If you, your family members, or even your friends have yet to get a measles vaccine, you may want to reconsider.
Measles – an extremely contagious disease caused by a virus – has found its way back into the United States, including Virginia. According to the Centers for Disease Control and Prevention (CDC), more than 220 cases of measles have been confirmed in 26 states and the District of Columbia.
Other affected states include Arkansas, California, Connecticut, Florida, Illinois, Indiana, Kansas, Louisiana, Maryland, Massachusetts, Michigan, Minnesota, Missouri, Nebraska, Nevada, New Jersey, New York, North Carolina, Oklahoma, Oregon, Pennsylvania, South Carolina, Tennessee, Texas, and Washington.
New York banned unvaccinated students from Brooklyn schools
This unexpected wave of measles cases can be traced to outbreaks in various, often-frequented countries, including England, France, Germany, India, the Philippines, and Vietnam, the CDC reports.

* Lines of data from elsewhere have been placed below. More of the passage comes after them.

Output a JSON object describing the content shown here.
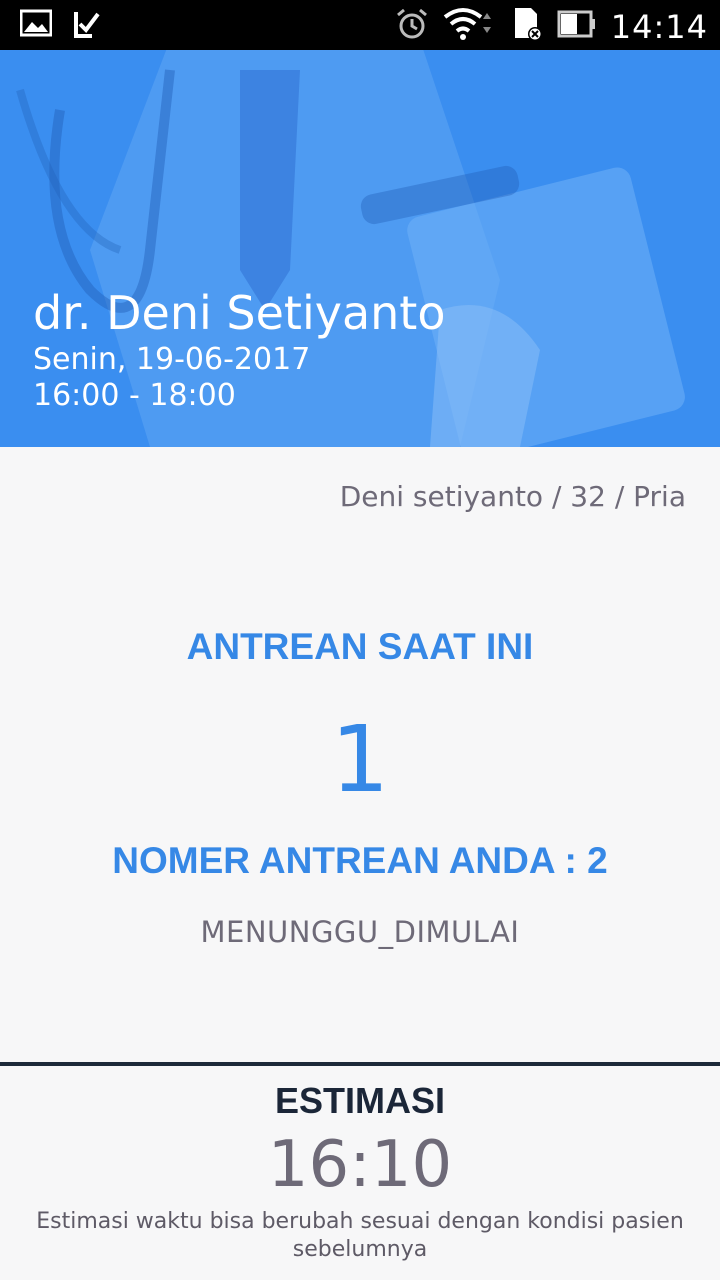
{
  "status_bar": {
    "time": "14:14",
    "icons": [
      "image-notification-icon",
      "task-check-icon",
      "alarm-icon",
      "wifi-icon",
      "sd-card-icon",
      "battery-icon"
    ]
  },
  "header": {
    "doctor_name": "dr. Deni Setiyanto",
    "date": "Senin, 19-06-2017",
    "time_range": "16:00 - 18:00",
    "accent_color": "#3a8ef0"
  },
  "patient_info": "Deni setiyanto / 32 / Pria",
  "queue": {
    "current_label": "ANTREAN SAAT INI",
    "current_number": "1",
    "your_number_label": "NOMER ANTREAN ANDA : 2",
    "status": "MENUNGGU_DIMULAI"
  },
  "estimation": {
    "label": "ESTIMASI",
    "time": "16:10",
    "note": "Estimasi waktu bisa berubah sesuai dengan kondisi pasien sebelumnya"
  }
}
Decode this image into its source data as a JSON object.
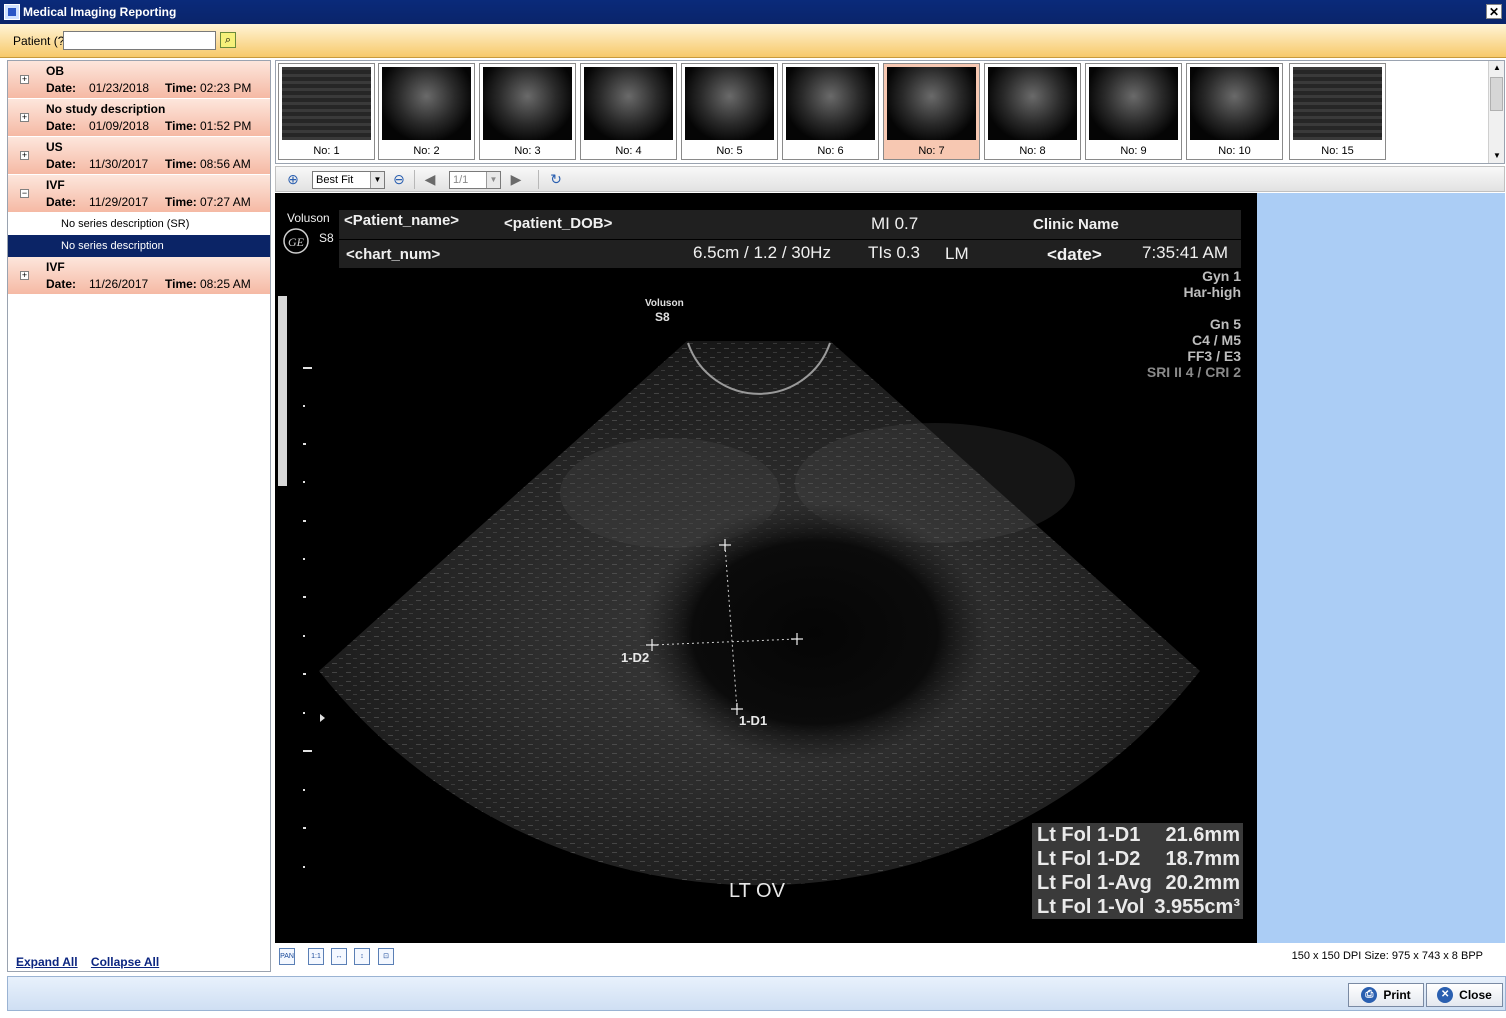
{
  "window": {
    "title": "Medical Imaging Reporting",
    "close_label": "✕"
  },
  "patient_bar": {
    "label": "Patient (?)",
    "value": ""
  },
  "studies": [
    {
      "toggle": "+",
      "description": "OB",
      "date_label": "Date:",
      "date": "01/23/2018",
      "time_label": "Time:",
      "time": "02:23 PM"
    },
    {
      "toggle": "+",
      "description": "No study description",
      "date_label": "Date:",
      "date": "01/09/2018",
      "time_label": "Time:",
      "time": "01:52 PM"
    },
    {
      "toggle": "+",
      "description": "US",
      "date_label": "Date:",
      "date": "11/30/2017",
      "time_label": "Time:",
      "time": "08:56 AM"
    },
    {
      "toggle": "−",
      "description": "IVF",
      "date_label": "Date:",
      "date": "11/29/2017",
      "time_label": "Time:",
      "time": "07:27 AM"
    },
    {
      "toggle": "+",
      "description": "IVF",
      "date_label": "Date:",
      "date": "11/26/2017",
      "time_label": "Time:",
      "time": "08:25 AM"
    }
  ],
  "series": [
    {
      "label": "No series description (SR)"
    },
    {
      "label": "No series description"
    }
  ],
  "tree_links": {
    "expand_all": "Expand All",
    "collapse_all": "Collapse All"
  },
  "thumbnails": [
    "No: 1",
    "No: 2",
    "No: 3",
    "No: 4",
    "No: 5",
    "No: 6",
    "No: 7",
    "No: 8",
    "No: 9",
    "No: 10",
    "No: 15"
  ],
  "selected_thumbnail": "No: 7",
  "toolbar": {
    "zoom_mode": "Best Fit",
    "page": "1/1"
  },
  "ultrasound": {
    "brand": "Voluson",
    "model": "S8",
    "patient_name": "<Patient_name>",
    "patient_dob": "<patient_DOB>",
    "chart_num": "<chart_num>",
    "mi": "MI  0.7",
    "tis": "TIs  0.3",
    "depth_info": "6.5cm / 1.2 / 30Hz",
    "lm": "LM",
    "clinic": "Clinic Name",
    "date": "<date>",
    "time": "7:35:41 AM",
    "settings": [
      "Gyn 1",
      "Har-high",
      "Gn   5",
      "C4 / M5",
      "FF3 / E3",
      "SRI II 4 / CRI 2"
    ],
    "probe_brand": "Voluson",
    "probe_model": "S8",
    "caliper_d1": "1-D1",
    "caliper_d2": "1-D2",
    "region_label": "LT OV",
    "measurements": [
      {
        "name": "Lt Fol 1-D1",
        "value": "21.6mm"
      },
      {
        "name": "Lt Fol 1-D2",
        "value": "18.7mm"
      },
      {
        "name": "Lt Fol 1-Avg",
        "value": "20.2mm"
      },
      {
        "name": "Lt Fol 1-Vol",
        "value": "3.955cm³"
      }
    ]
  },
  "status": {
    "info": "150 x 150 DPI  Size: 975 x 743 x 8 BPP",
    "pan_icon_text": "PAN",
    "one_to_one_text": "1:1"
  },
  "buttons": {
    "print": "Print",
    "close": "Close"
  }
}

In addition, measles is on the rise in communities of unvaccinated children in the U.S.
Within the past two months, 39 children in the Orthodox Jewish community of New York have contracted measles due to an outbreak caused by one unvaccinated child who was infected on a trip to Israel, according to the New York City Department of Health. Now, health officials are requiring students who attend Jewish schools in certain areas to get the measles-mumps-rubella vaccine.
“Effective Friday, December 7, every student attending a yeshiva in the below zip codes in Borough Park and Williamsburg who is not vaccinated with the required number of doses of measles-mumps-rubella (MMR) vaccine will not be permitted to attend school, regardless of whether a case of measles has occurred in the school,” read a letter sent by the NYC Department of Health and Mental Hygiene.
“Students cannot return to school until they are appropriately vaccinated, or until the outbreak is declared over, even if they have an approved religious or medical exemption to measles immunization,” the letter read. “If a person in your school develops measles, additional restrictions apply.
How is measles spread?
Measles, although considered a childhood disease, can affect people of any age. It’s a nasty little virus that is spread to others through sneezing and coughing. What’s worse? Measles can live for up to two hours in any space where an infected person has coughed or sneezed.
Can measles be treated with antibiotics?
Because measles is a virus, treatment focuses on relief of symptoms – including fever, dry cough, runny nose, sore throat, inflamed eyes, skin rash – as your body works to do its magic and fight it off. Treatment methods may include a combination of medications to control pain or fever, fluids, antibiotics to treat secondary infections, and vitamin A supplements.
According to the Virginia Department of Health, the only way to prevent measles cases and outbreaks is to get the MMR vaccine. Two doses of this vaccine are recommended for all children and should be given at 12 to 15 months of age and right before the child enters kindergarten.
If you have further questions about measles, contact your healthcare provider or call your local health department.